#### Dataset ####
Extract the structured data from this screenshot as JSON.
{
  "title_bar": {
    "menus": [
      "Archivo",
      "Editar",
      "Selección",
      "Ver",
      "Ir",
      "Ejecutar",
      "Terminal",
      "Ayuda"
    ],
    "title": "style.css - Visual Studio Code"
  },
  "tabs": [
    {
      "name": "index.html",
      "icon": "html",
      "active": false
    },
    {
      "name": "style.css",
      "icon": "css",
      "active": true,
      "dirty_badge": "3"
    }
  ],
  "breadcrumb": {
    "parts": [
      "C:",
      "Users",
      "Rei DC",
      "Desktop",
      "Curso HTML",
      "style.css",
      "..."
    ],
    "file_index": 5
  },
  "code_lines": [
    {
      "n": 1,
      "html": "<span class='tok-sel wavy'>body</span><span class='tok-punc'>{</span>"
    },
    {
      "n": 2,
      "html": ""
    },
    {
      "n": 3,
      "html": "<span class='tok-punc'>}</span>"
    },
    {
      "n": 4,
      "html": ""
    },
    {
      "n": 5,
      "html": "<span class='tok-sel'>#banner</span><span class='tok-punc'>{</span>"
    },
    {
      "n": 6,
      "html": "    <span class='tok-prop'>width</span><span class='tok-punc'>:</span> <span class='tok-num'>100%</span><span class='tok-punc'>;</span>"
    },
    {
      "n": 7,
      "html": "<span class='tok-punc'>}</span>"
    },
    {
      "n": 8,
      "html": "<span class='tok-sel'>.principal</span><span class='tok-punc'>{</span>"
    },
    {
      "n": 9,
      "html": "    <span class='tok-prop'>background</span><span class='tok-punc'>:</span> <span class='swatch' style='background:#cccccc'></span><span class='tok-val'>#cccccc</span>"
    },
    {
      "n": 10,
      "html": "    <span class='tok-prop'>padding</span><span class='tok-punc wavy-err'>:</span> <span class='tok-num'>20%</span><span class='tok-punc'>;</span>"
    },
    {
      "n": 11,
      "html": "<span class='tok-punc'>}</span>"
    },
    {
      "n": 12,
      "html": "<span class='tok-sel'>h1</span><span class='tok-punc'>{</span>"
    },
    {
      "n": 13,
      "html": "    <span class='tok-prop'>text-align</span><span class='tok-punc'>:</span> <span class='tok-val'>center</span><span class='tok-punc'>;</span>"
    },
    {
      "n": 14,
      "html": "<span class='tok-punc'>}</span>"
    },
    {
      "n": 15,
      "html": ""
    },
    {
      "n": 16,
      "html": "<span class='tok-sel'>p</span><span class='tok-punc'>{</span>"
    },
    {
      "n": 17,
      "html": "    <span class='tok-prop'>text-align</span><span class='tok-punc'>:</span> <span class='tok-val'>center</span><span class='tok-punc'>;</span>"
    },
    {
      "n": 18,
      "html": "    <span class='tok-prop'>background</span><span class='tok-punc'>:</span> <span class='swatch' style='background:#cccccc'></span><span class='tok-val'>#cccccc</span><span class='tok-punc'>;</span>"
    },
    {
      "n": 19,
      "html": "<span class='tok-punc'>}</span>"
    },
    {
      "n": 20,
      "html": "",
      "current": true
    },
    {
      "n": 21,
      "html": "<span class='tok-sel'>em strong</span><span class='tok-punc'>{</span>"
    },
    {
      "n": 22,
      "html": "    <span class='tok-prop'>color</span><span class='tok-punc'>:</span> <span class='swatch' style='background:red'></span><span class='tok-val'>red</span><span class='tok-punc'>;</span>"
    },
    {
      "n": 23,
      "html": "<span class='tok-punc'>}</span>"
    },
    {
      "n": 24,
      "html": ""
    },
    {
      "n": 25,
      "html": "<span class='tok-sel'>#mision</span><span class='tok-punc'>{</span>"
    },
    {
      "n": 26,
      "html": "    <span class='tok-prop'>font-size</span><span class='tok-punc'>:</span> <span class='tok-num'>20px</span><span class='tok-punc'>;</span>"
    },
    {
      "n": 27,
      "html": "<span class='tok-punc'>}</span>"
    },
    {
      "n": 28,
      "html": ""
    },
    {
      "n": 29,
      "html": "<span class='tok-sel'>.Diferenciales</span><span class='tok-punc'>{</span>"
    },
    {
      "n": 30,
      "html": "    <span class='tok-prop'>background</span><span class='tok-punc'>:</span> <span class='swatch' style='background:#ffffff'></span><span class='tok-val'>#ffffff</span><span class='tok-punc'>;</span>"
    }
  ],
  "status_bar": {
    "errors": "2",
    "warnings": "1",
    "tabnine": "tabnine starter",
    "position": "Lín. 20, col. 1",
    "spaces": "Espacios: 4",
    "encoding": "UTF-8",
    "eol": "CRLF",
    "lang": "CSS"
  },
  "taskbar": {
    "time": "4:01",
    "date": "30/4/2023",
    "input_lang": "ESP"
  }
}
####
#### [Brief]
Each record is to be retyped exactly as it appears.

#### [Completed exercise]
Extract the structured data from this screenshot as JSON.
{
  "title_bar": {
    "menus": [
      "Archivo",
      "Editar",
      "Selección",
      "Ver",
      "Ir",
      "Ejecutar",
      "Terminal",
      "Ayuda"
    ],
    "title": "style.css - Visual Studio Code"
  },
  "tabs": [
    {
      "name": "index.html",
      "icon": "html",
      "active": false
    },
    {
      "name": "style.css",
      "icon": "css",
      "active": true,
      "dirty_badge": "3"
    }
  ],
  "breadcrumb": {
    "parts": [
      "C:",
      "Users",
      "Rei DC",
      "Desktop",
      "Curso HTML",
      "style.css",
      "..."
    ],
    "file_index": 5
  },
  "code_lines": [
    {
      "n": 1,
      "html": "<span class='tok-sel wavy'>body</span><span class='tok-punc'>{</span>"
    },
    {
      "n": 2,
      "html": ""
    },
    {
      "n": 3,
      "html": "<span class='tok-punc'>}</span>"
    },
    {
      "n": 4,
      "html": ""
    },
    {
      "n": 5,
      "html": "<span class='tok-sel'>#banner</span><span class='tok-punc'>{</span>"
    },
    {
      "n": 6,
      "html": "    <span class='tok-prop'>width</span><span class='tok-punc'>:</span> <span class='tok-num'>100%</span><span class='tok-punc'>;</span>"
    },
    {
      "n": 7,
      "html": "<span class='tok-punc'>}</span>"
    },
    {
      "n": 8,
      "html": "<span class='tok-sel'>.principal</span><span class='tok-punc'>{</span>"
    },
    {
      "n": 9,
      "html": "    <span class='tok-prop'>background</span><span class='tok-punc'>:</span> <span class='swatch' style='background:#cccccc'></span><span class='tok-val'>#cccccc</span>"
    },
    {
      "n": 10,
      "html": "    <span class='tok-prop'>padding</span><span class='tok-punc wavy-err'>:</span> <span class='tok-num'>20%</span><span class='tok-punc'>;</span>"
    },
    {
      "n": 11,
      "html": "<span class='tok-punc'>}</span>"
    },
    {
      "n": 12,
      "html": "<span class='tok-sel'>h1</span><span class='tok-punc'>{</span>"
    },
    {
      "n": 13,
      "html": "    <span class='tok-prop'>text-align</span><span class='tok-punc'>:</span> <span class='tok-val'>center</span><span class='tok-punc'>;</span>"
    },
    {
      "n": 14,
      "html": "<span class='tok-punc'>}</span>"
    },
    {
      "n": 15,
      "html": ""
    },
    {
      "n": 16,
      "html": "<span class='tok-sel'>p</span><span class='tok-punc'>{</span>"
    },
    {
      "n": 17,
      "html": "    <span class='tok-prop'>text-align</span><span class='tok-punc'>:</span> <span class='tok-val'>center</span><span class='tok-punc'>;</span>"
    },
    {
      "n": 18,
      "html": "    <span class='tok-prop'>background</span><span class='tok-punc'>:</span> <span class='swatch' style='background:#cccccc'></span><span class='tok-val'>#cccccc</span><span class='tok-punc'>;</span>"
    },
    {
      "n": 19,
      "html": "<span class='tok-punc'>}</span>"
    },
    {
      "n": 20,
      "html": "",
      "current": true
    },
    {
      "n": 21,
      "html": "<span class='tok-sel'>em strong</span><span class='tok-punc'>{</span>"
    },
    {
      "n": 22,
      "html": "    <span class='tok-prop'>color</span><span class='tok-punc'>:</span> <span class='swatch' style='background:red'></span><span class='tok-val'>red</span><span class='tok-punc'>;</span>"
    },
    {
      "n": 23,
      "html": "<span class='tok-punc'>}</span>"
    },
    {
      "n": 24,
      "html": ""
    },
    {
      "n": 25,
      "html": "<span class='tok-sel'>#mision</span><span class='tok-punc'>{</span>"
    },
    {
      "n": 26,
      "html": "    <span class='tok-prop'>font-size</span><span class='tok-punc'>:</span> <span class='tok-num'>20px</span><span class='tok-punc'>;</span>"
    },
    {
      "n": 27,
      "html": "<span class='tok-punc'>}</span>"
    },
    {
      "n": 28,
      "html": ""
    },
    {
      "n": 29,
      "html": "<span class='tok-sel'>.Diferenciales</span><span class='tok-punc'>{</span>"
    },
    {
      "n": 30,
      "html": "    <span class='tok-prop'>background</span><span class='tok-punc'>:</span> <span class='swatch' style='background:#ffffff'></span><span class='tok-val'>#ffffff</span><span class='tok-punc'>;</span>"
    }
  ],
  "status_bar": {
    "errors": "2",
    "warnings": "1",
    "tabnine": "tabnine starter",
    "position": "Lín. 20, col. 1",
    "spaces": "Espacios: 4",
    "encoding": "UTF-8",
    "eol": "CRLF",
    "lang": "CSS"
  },
  "taskbar": {
    "time": "4:01",
    "date": "30/4/2023",
    "input_lang": "ESP"
  }
}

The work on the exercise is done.